Records from a collection
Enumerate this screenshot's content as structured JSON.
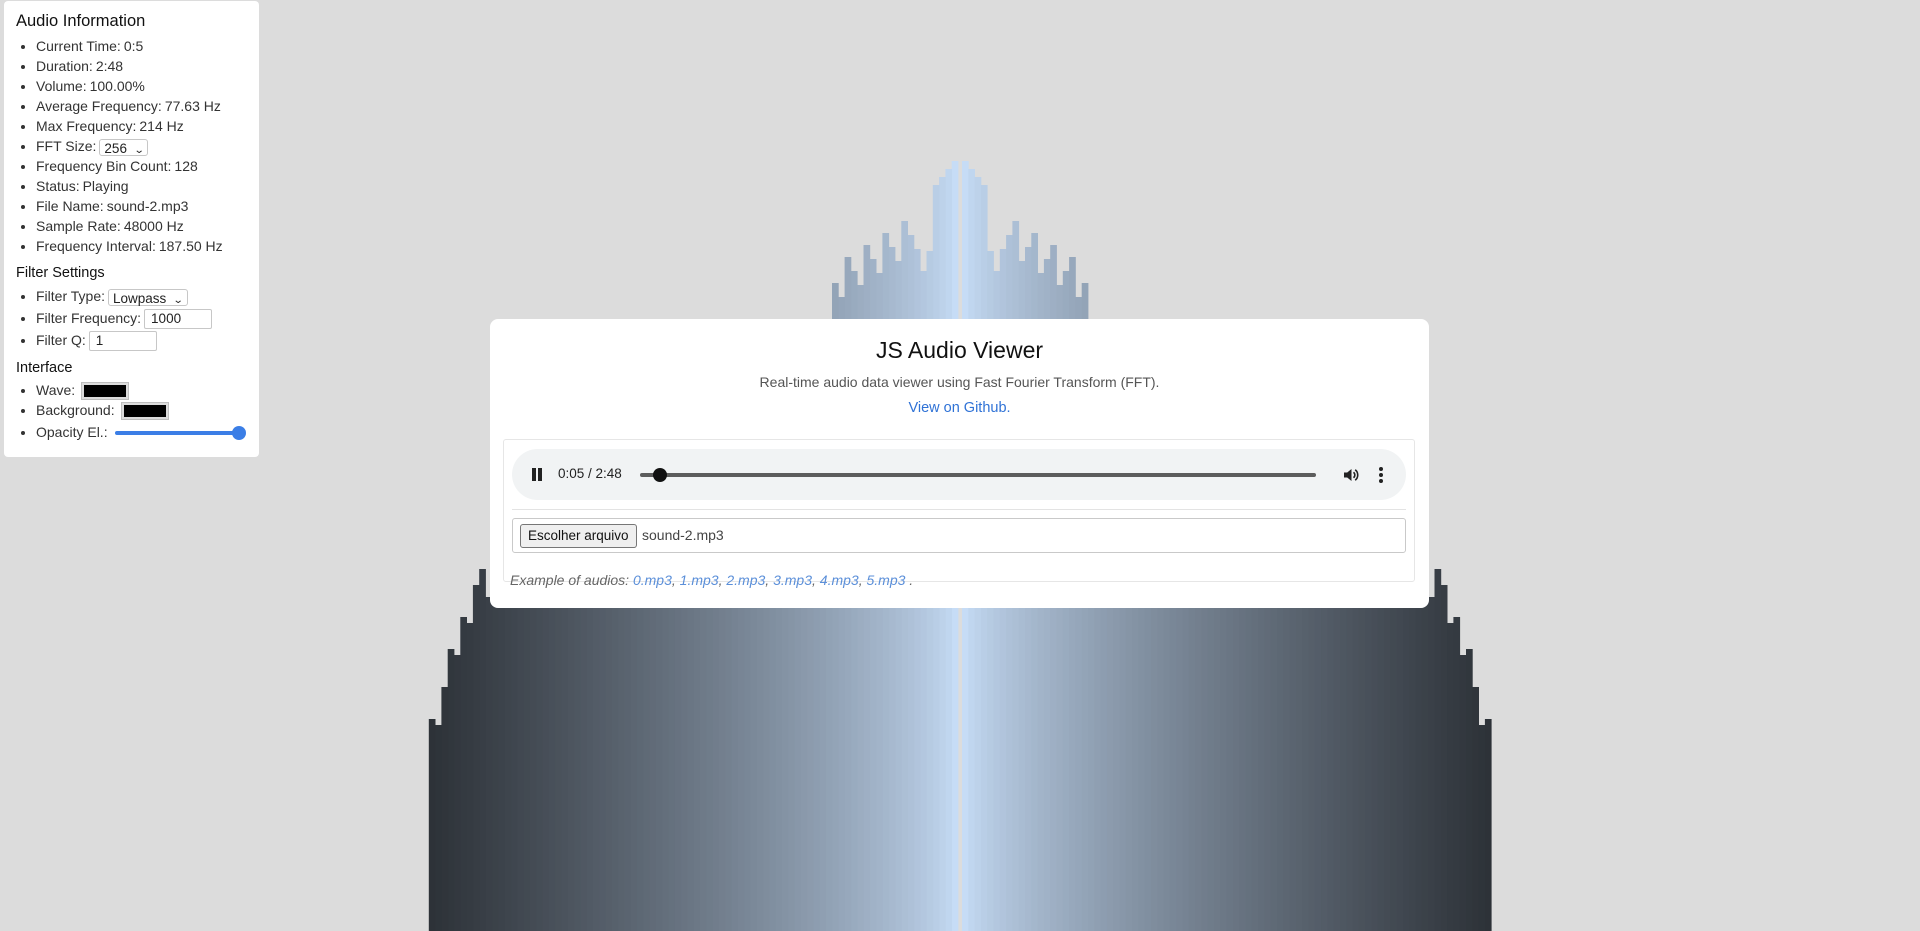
{
  "info": {
    "title": "Audio Information",
    "items": [
      {
        "label": "Current Time:",
        "value": "0:5"
      },
      {
        "label": "Duration:",
        "value": "2:48"
      },
      {
        "label": "Volume:",
        "value": "100.00%"
      },
      {
        "label": "Average Frequency:",
        "value": "77.63 Hz"
      },
      {
        "label": "Max Frequency:",
        "value": "214 Hz"
      }
    ],
    "fft_label": "FFT Size:",
    "fft_value": "256",
    "items2": [
      {
        "label": "Frequency Bin Count:",
        "value": "128"
      },
      {
        "label": "Status:",
        "value": "Playing"
      },
      {
        "label": "File Name:",
        "value": "sound-2.mp3"
      },
      {
        "label": "Sample Rate:",
        "value": "48000 Hz"
      },
      {
        "label": "Frequency Interval:",
        "value": "187.50 Hz"
      }
    ]
  },
  "filter": {
    "title": "Filter Settings",
    "type_label": "Filter Type:",
    "type_value": "Lowpass",
    "freq_label": "Filter Frequency:",
    "freq_value": "1000",
    "q_label": "Filter Q:",
    "q_value": "1"
  },
  "interface": {
    "title": "Interface",
    "wave_label": "Wave:",
    "wave_color": "#000000",
    "background_label": "Background:",
    "background_color": "#000000",
    "opacity_label": "Opacity El.:",
    "opacity_value": 1.0
  },
  "card": {
    "title": "JS Audio Viewer",
    "subtitle": "Real-time audio data viewer using Fast Fourier Transform (FFT).",
    "github_link": "View on Github."
  },
  "player": {
    "time": "0:05 / 2:48",
    "progress": 0.03,
    "state": "playing",
    "icons": [
      "pause-icon",
      "volume-icon",
      "more-vert-icon"
    ]
  },
  "file": {
    "button_label": "Escolher arquivo",
    "file_name": "sound-2.mp3"
  },
  "examples": {
    "prefix": "Example of audios: ",
    "links": [
      "0.mp3",
      "1.mp3",
      "2.mp3",
      "3.mp3",
      "4.mp3",
      "5.mp3"
    ],
    "suffix": " ."
  },
  "colors": {
    "page_background": "#dcdcdc",
    "accent": "#3b7ee6",
    "link": "#2f72d6",
    "bar_dark": "#2d3238",
    "bar_light": "#c6dcf6"
  }
}
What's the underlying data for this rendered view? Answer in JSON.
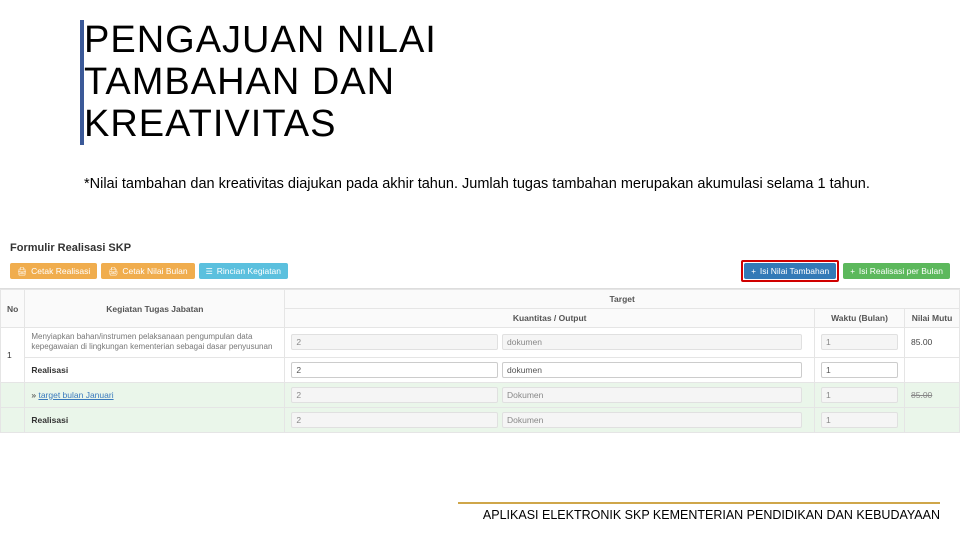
{
  "title": {
    "line1": "PENGAJUAN NILAI",
    "line2": "TAMBAHAN DAN",
    "line3": "KREATIVITAS"
  },
  "note": "*Nilai tambahan dan kreativitas diajukan pada akhir tahun. Jumlah tugas tambahan merupakan akumulasi selama 1 tahun.",
  "panel": {
    "heading": "Formulir Realisasi SKP",
    "buttons": {
      "cetak_realisasi": "Cetak Realisasi",
      "cetak_nilai_bulan": "Cetak Nilai Bulan",
      "rincian_kegiatan": "Rincian Kegiatan",
      "isi_nilai_tambahan": "Isi Nilai Tambahan",
      "isi_realisasi_bulan": "Isi Realisasi per Bulan"
    },
    "headers": {
      "no": "No",
      "kegiatan": "Kegiatan Tugas Jabatan",
      "target": "Target",
      "kuantitas": "Kuantitas / Output",
      "waktu": "Waktu (Bulan)",
      "nilai": "Nilai Mutu"
    },
    "rows": {
      "r1": {
        "no": "1",
        "desc": "Menyiapkan bahan/instrumen pelaksanaan pengumpulan data kepegawaian di lingkungan kementerian sebagai dasar penyusunan",
        "qty": "2",
        "unit": "dokumen",
        "waktu": "1",
        "nilai": "85.00"
      },
      "realisasi_label": "Realisasi",
      "r1real": {
        "qty": "2",
        "unit": "dokumen",
        "waktu": "1"
      },
      "r2": {
        "link": "target bulan Januari",
        "bullet": "»",
        "qty": "2",
        "unit": "Dokumen",
        "waktu": "1",
        "nilai": "85.00"
      },
      "r2real": {
        "qty": "2",
        "unit": "Dokumen",
        "waktu": "1"
      }
    }
  },
  "footer": "APLIKASI ELEKTRONIK SKP KEMENTERIAN PENDIDIKAN DAN KEBUDAYAAN"
}
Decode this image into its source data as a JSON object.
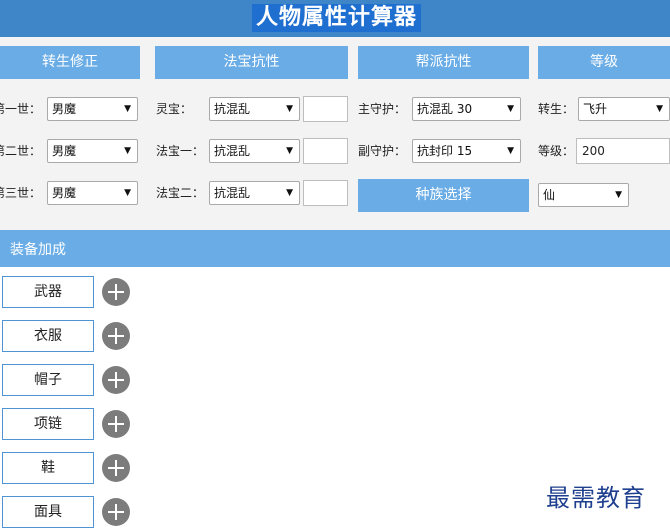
{
  "title": "人物属性计算器",
  "headers": {
    "rebirth": "转生修正",
    "treasure": "法宝抗性",
    "faction": "帮派抗性",
    "level": "等级"
  },
  "rebirth": {
    "rows": [
      {
        "label": "第一世：",
        "value": "男魔"
      },
      {
        "label": "第二世：",
        "value": "男魔"
      },
      {
        "label": "第三世：",
        "value": "男魔"
      }
    ]
  },
  "treasure": {
    "rows": [
      {
        "label": "灵宝：",
        "value": "抗混乱",
        "input": ""
      },
      {
        "label": "法宝一：",
        "value": "抗混乱",
        "input": ""
      },
      {
        "label": "法宝二：",
        "value": "抗混乱",
        "input": ""
      }
    ]
  },
  "faction": {
    "rows": [
      {
        "label": "主守护：",
        "value": "抗混乱 30"
      },
      {
        "label": "副守护：",
        "value": "抗封印 15"
      }
    ],
    "race_button": "种族选择"
  },
  "level": {
    "rebirth_label": "转生：",
    "rebirth_value": "飞升",
    "level_label": "等级：",
    "level_value": "200",
    "race_value": "仙"
  },
  "equipment": {
    "title": "装备加成",
    "items": [
      "武器",
      "衣服",
      "帽子",
      "项链",
      "鞋",
      "面具"
    ]
  },
  "watermark": "最需教育",
  "icons": {
    "dropdown": "chevron-down-icon",
    "add": "plus-circle-icon"
  },
  "colors": {
    "title_bar": "#3f86c9",
    "title_highlight": "#1f6fd1",
    "accent": "#6aace6",
    "panel": "#f3f3f3",
    "plus": "#7c7c7c"
  }
}
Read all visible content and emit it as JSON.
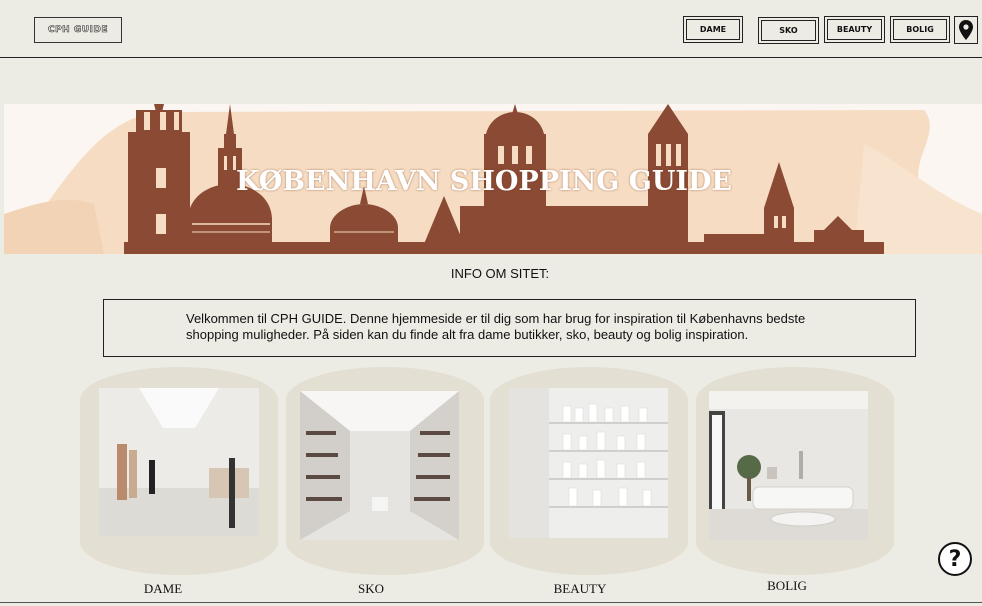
{
  "header": {
    "logo": "CPH GUIDE",
    "nav": [
      {
        "label": "DAME"
      },
      {
        "label": "SKO"
      },
      {
        "label": "BEAUTY"
      },
      {
        "label": "BOLIG"
      }
    ],
    "location_icon": "map-pin-icon"
  },
  "banner": {
    "title": "KØBENHAVN SHOPPING GUIDE"
  },
  "info": {
    "title": "INFO OM SITET:",
    "text": "Velkommen til CPH GUIDE. Denne hjemmeside er til dig som har brug for inspiration til Københavns bedste shopping muligheder. På siden kan du finde alt fra dame butikker, sko, beauty og bolig inspiration."
  },
  "categories": [
    {
      "label": "DAME",
      "image": "clothing-store-photo"
    },
    {
      "label": "SKO",
      "image": "shoe-store-photo"
    },
    {
      "label": "BEAUTY",
      "image": "beauty-shelves-photo"
    },
    {
      "label": "BOLIG",
      "image": "living-room-photo"
    }
  ],
  "help": {
    "label": "?",
    "icon": "help-icon"
  },
  "colors": {
    "background": "#ecebe4",
    "banner_peach": "#f6dcc2",
    "skyline_brown": "#8a4a34",
    "card_bg": "#e3dfd2"
  }
}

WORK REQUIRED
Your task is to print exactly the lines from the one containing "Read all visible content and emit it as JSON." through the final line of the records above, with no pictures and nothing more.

RESULT
Read all visible content and emit it as JSON.
{
  "header": {
    "logo": "CPH GUIDE",
    "nav": [
      {
        "label": "DAME"
      },
      {
        "label": "SKO"
      },
      {
        "label": "BEAUTY"
      },
      {
        "label": "BOLIG"
      }
    ],
    "location_icon": "map-pin-icon"
  },
  "banner": {
    "title": "KØBENHAVN SHOPPING GUIDE"
  },
  "info": {
    "title": "INFO OM SITET:",
    "text": "Velkommen til CPH GUIDE. Denne hjemmeside er til dig som har brug for inspiration til Københavns bedste shopping muligheder. På siden kan du finde alt fra dame butikker, sko, beauty og bolig inspiration."
  },
  "categories": [
    {
      "label": "DAME",
      "image": "clothing-store-photo"
    },
    {
      "label": "SKO",
      "image": "shoe-store-photo"
    },
    {
      "label": "BEAUTY",
      "image": "beauty-shelves-photo"
    },
    {
      "label": "BOLIG",
      "image": "living-room-photo"
    }
  ],
  "help": {
    "label": "?",
    "icon": "help-icon"
  },
  "colors": {
    "background": "#ecebe4",
    "banner_peach": "#f6dcc2",
    "skyline_brown": "#8a4a34",
    "card_bg": "#e3dfd2"
  }
}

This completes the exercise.